# Task statement
From the line that contains "Serialize everything readable" through the closing line of the entries, write out each line exactly; pictures stay out.

-- Data under study follows --

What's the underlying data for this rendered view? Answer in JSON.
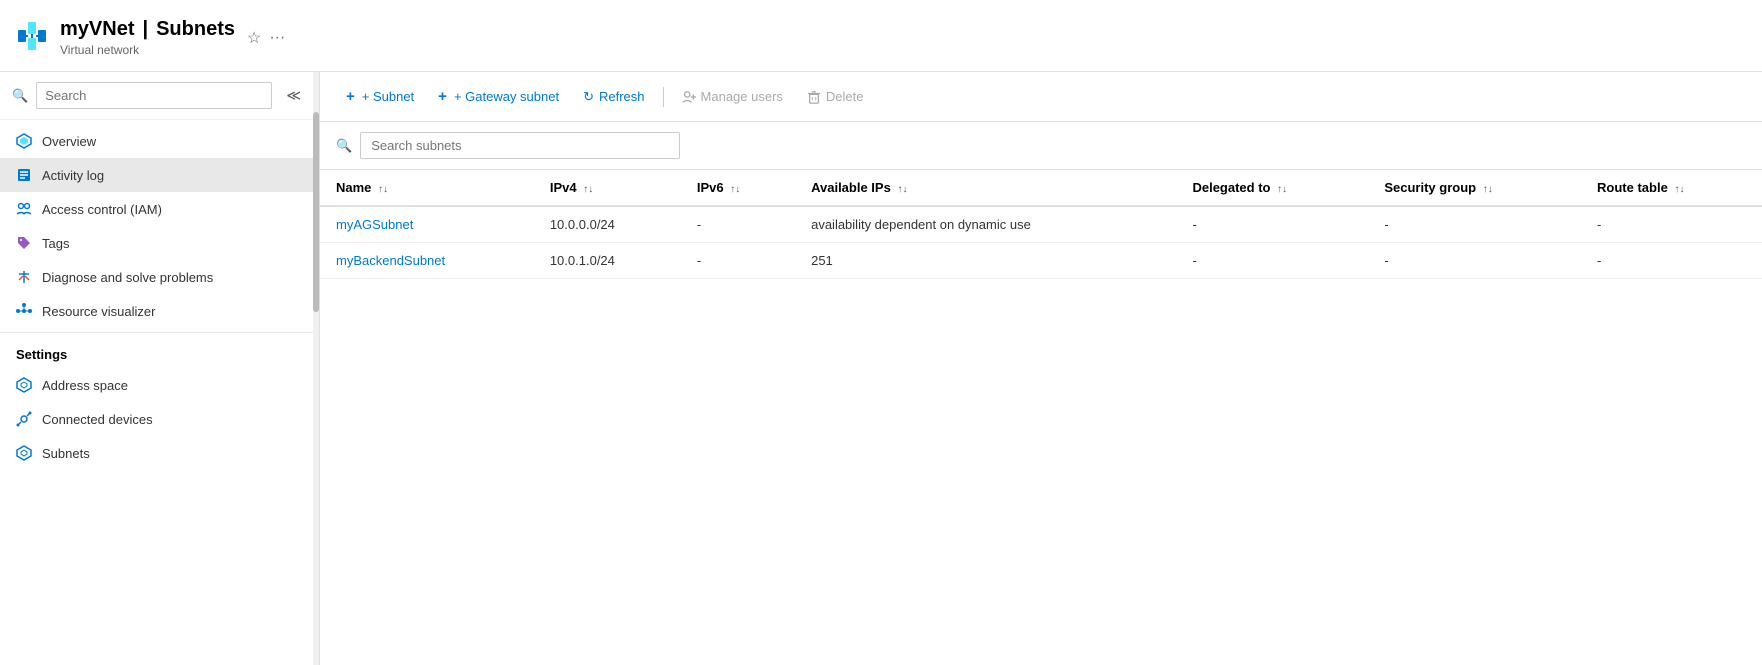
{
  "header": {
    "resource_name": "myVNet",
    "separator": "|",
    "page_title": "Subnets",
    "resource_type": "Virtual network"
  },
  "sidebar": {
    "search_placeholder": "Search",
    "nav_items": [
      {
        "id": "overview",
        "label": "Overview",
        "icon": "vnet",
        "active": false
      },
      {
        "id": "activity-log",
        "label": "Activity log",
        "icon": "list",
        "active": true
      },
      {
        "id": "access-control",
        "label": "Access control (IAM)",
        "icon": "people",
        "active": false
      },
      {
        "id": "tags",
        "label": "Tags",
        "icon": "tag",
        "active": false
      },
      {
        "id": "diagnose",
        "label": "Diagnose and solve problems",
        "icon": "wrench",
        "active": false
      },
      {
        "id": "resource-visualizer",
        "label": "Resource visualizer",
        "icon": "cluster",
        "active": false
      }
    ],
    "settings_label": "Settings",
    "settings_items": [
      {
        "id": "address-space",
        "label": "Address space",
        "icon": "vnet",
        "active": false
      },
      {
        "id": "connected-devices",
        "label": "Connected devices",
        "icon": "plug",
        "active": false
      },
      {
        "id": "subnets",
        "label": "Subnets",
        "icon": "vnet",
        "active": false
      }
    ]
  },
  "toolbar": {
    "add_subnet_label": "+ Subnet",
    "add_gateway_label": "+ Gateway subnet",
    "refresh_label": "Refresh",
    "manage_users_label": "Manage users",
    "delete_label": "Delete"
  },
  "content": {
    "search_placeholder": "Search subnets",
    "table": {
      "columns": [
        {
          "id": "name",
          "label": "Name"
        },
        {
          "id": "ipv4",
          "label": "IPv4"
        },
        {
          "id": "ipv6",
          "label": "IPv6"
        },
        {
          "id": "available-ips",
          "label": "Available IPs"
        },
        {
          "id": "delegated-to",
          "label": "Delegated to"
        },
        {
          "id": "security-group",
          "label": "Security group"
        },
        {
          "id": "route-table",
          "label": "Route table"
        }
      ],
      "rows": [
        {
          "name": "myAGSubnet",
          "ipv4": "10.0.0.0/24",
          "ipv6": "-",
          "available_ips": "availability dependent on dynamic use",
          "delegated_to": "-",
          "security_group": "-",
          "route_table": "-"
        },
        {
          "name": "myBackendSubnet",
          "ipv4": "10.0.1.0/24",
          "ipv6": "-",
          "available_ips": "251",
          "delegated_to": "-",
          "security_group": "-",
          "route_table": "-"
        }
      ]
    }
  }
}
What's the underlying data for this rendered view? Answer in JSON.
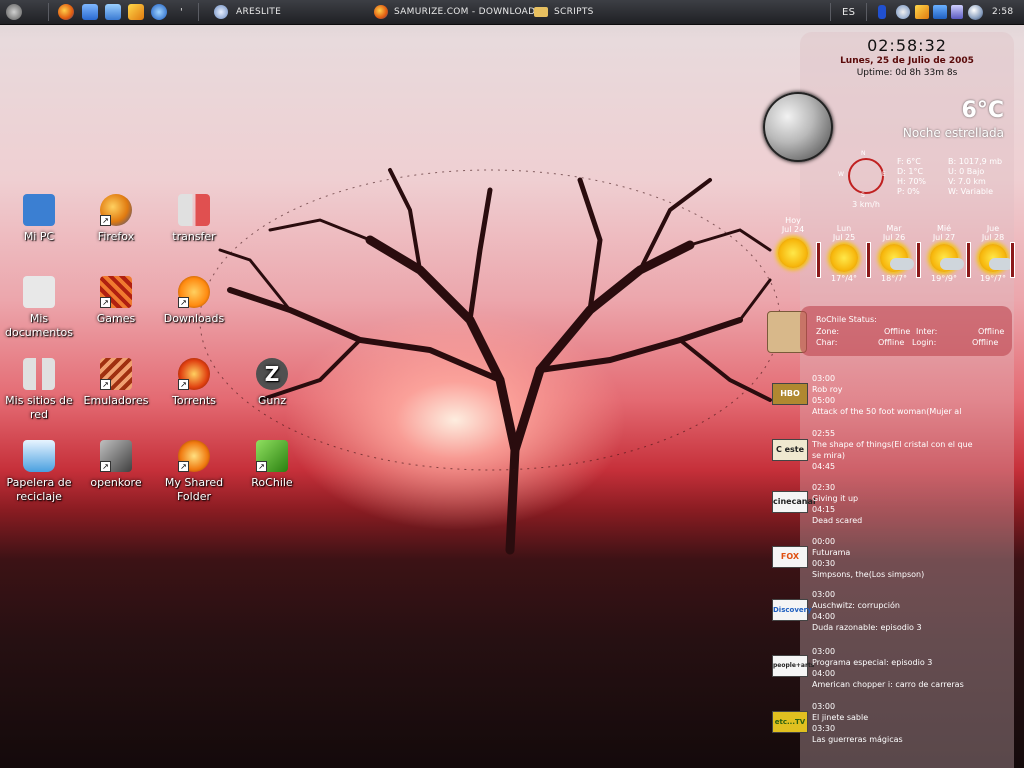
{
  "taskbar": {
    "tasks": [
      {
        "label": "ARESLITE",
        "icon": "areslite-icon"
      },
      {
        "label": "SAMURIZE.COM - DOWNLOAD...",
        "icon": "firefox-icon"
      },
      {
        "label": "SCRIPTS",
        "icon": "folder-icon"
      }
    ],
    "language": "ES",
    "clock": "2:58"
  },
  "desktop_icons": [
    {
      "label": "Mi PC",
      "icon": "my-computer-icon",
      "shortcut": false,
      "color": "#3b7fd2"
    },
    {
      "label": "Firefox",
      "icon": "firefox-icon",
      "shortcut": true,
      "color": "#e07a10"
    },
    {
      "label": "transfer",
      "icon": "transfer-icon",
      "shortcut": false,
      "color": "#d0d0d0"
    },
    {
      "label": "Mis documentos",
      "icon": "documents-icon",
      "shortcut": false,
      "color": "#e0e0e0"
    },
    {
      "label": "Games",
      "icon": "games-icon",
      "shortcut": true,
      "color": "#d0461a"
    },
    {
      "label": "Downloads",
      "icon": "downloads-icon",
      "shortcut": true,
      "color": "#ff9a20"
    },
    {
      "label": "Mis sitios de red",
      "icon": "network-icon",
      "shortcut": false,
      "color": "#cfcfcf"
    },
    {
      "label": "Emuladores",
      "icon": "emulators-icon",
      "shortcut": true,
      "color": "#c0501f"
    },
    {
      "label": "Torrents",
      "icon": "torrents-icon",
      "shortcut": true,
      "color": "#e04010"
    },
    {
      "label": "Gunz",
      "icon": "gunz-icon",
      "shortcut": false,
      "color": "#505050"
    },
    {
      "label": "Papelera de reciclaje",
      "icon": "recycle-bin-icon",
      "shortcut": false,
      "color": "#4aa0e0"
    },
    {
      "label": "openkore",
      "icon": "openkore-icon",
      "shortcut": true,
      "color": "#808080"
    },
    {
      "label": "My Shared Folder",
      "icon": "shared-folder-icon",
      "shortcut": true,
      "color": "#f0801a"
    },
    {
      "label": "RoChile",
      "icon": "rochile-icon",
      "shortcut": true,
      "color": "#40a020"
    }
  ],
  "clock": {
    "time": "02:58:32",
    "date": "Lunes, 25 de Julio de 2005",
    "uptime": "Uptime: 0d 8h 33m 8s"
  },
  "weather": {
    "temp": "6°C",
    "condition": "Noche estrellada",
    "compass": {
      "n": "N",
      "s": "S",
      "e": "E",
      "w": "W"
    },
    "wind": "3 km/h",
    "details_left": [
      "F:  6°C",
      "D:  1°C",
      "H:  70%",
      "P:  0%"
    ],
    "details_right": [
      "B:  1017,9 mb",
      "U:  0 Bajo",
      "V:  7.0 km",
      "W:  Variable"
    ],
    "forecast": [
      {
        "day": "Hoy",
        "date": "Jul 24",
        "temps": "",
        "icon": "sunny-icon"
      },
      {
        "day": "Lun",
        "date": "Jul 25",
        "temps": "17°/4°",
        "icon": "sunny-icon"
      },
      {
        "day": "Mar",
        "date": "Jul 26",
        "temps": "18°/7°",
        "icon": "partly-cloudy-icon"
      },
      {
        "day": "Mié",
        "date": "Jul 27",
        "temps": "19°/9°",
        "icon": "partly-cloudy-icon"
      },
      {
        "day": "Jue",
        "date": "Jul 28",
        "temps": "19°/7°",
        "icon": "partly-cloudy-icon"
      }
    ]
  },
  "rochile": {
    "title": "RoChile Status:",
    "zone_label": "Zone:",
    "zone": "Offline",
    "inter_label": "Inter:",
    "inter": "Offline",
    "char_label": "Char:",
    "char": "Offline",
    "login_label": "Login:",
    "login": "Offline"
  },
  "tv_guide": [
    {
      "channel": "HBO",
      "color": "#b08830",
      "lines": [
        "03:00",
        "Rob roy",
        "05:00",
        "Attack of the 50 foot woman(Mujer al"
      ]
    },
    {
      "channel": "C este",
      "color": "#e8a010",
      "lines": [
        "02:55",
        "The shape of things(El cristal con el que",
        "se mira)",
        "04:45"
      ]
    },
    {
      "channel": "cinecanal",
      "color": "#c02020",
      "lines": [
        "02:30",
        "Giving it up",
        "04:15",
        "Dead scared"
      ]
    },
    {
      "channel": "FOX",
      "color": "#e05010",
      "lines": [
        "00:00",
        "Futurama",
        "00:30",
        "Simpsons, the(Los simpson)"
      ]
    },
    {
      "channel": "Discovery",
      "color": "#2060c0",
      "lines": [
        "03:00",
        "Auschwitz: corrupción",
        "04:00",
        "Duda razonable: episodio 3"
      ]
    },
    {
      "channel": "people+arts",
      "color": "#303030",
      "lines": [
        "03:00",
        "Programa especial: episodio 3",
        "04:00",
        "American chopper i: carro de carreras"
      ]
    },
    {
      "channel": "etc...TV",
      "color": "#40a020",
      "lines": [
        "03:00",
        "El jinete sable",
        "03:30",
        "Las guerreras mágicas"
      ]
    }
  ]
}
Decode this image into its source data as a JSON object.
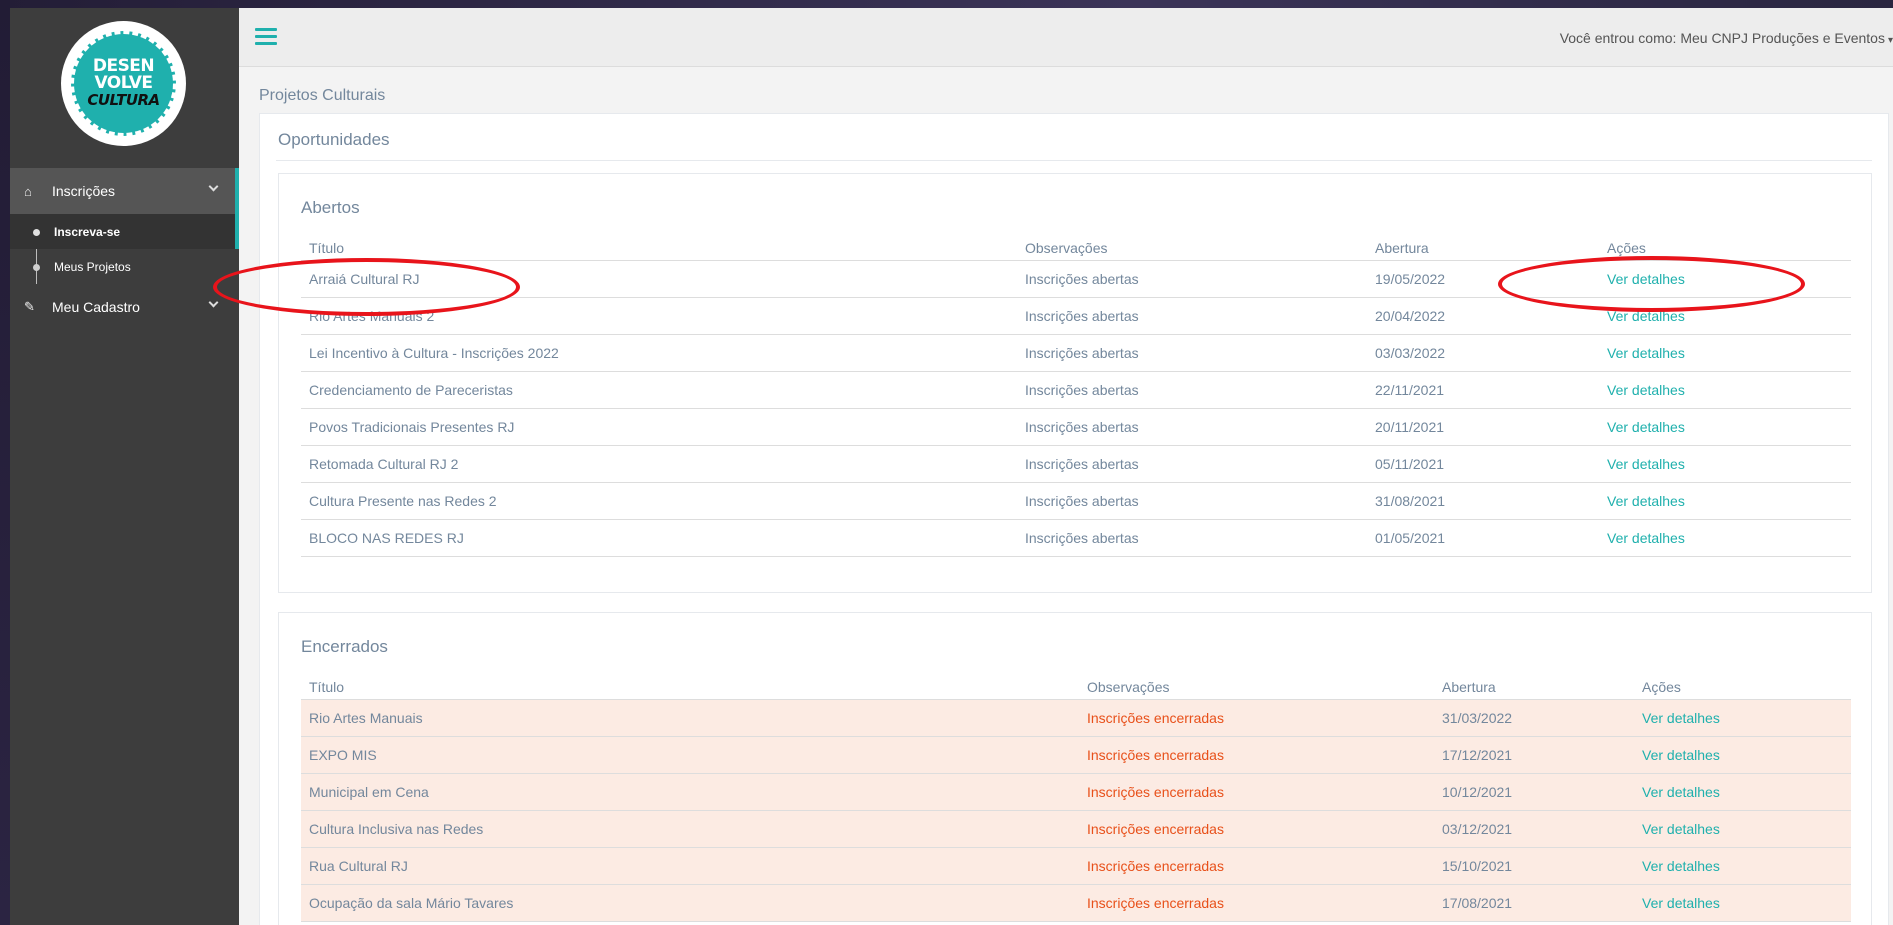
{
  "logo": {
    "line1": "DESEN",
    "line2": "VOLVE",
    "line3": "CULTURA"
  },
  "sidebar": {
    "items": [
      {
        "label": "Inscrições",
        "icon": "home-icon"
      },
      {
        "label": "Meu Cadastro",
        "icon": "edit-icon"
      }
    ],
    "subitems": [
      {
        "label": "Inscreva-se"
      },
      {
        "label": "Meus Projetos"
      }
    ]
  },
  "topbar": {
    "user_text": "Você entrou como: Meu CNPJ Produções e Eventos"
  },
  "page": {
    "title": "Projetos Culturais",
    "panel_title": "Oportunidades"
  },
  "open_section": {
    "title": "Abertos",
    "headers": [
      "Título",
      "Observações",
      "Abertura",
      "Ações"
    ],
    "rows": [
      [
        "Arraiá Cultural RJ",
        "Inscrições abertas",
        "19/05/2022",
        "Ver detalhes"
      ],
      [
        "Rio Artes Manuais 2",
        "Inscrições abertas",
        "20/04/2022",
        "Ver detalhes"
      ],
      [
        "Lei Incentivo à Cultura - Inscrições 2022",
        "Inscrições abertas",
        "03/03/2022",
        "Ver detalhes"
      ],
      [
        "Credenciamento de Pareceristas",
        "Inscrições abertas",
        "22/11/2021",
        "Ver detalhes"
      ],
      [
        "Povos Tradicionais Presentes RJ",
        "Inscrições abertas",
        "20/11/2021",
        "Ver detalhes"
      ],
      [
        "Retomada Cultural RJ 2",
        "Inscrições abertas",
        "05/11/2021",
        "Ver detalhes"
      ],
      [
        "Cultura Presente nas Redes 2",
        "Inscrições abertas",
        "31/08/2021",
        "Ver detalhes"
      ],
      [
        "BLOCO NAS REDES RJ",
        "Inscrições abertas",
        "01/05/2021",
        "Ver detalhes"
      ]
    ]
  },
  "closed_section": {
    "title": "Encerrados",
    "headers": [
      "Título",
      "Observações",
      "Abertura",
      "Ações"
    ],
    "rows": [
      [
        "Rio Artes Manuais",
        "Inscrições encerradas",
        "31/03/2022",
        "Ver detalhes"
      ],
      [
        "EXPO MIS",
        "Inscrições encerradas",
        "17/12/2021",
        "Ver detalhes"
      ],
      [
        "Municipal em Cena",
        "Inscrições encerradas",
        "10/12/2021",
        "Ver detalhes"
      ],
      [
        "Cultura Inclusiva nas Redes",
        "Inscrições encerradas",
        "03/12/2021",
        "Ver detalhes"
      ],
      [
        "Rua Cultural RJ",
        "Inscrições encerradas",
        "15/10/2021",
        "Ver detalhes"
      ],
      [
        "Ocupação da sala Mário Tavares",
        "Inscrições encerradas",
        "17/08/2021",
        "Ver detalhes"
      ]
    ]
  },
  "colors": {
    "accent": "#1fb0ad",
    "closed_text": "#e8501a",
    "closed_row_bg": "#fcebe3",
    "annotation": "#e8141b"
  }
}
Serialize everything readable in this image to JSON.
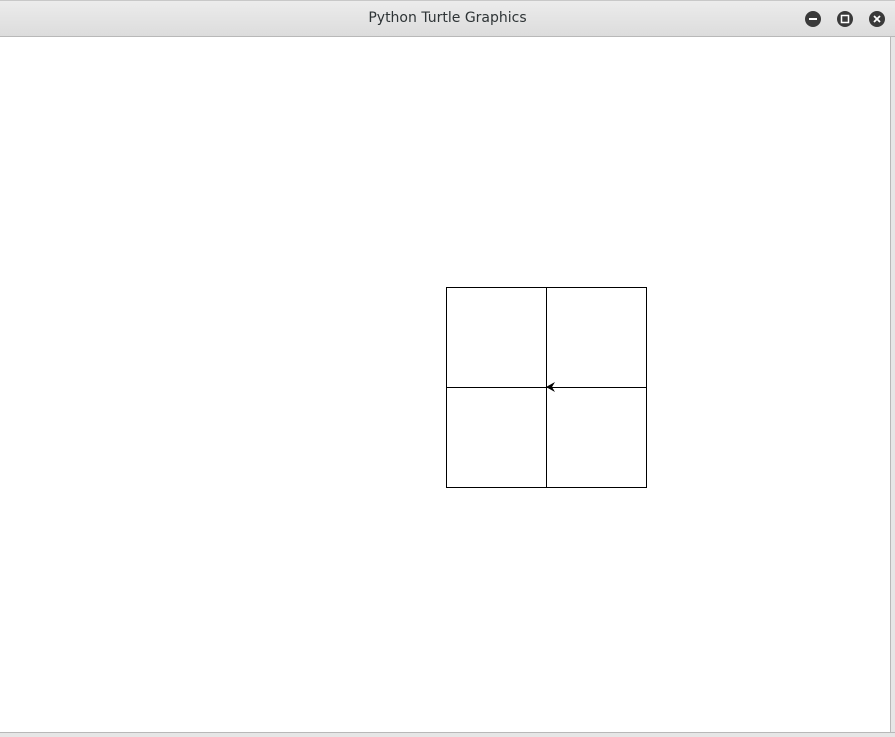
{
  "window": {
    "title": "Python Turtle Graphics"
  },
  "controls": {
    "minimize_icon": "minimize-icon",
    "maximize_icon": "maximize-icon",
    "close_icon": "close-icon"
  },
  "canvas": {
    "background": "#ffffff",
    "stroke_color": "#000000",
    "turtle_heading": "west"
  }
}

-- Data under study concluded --

# Written response
Serialize everything readable in this image to JSON.
{
  "window": {
    "title": "Python Turtle Graphics"
  },
  "controls": {
    "minimize_icon": "minimize-icon",
    "maximize_icon": "maximize-icon",
    "close_icon": "close-icon"
  },
  "canvas": {
    "background": "#ffffff",
    "stroke_color": "#000000",
    "turtle_heading": "west"
  }
}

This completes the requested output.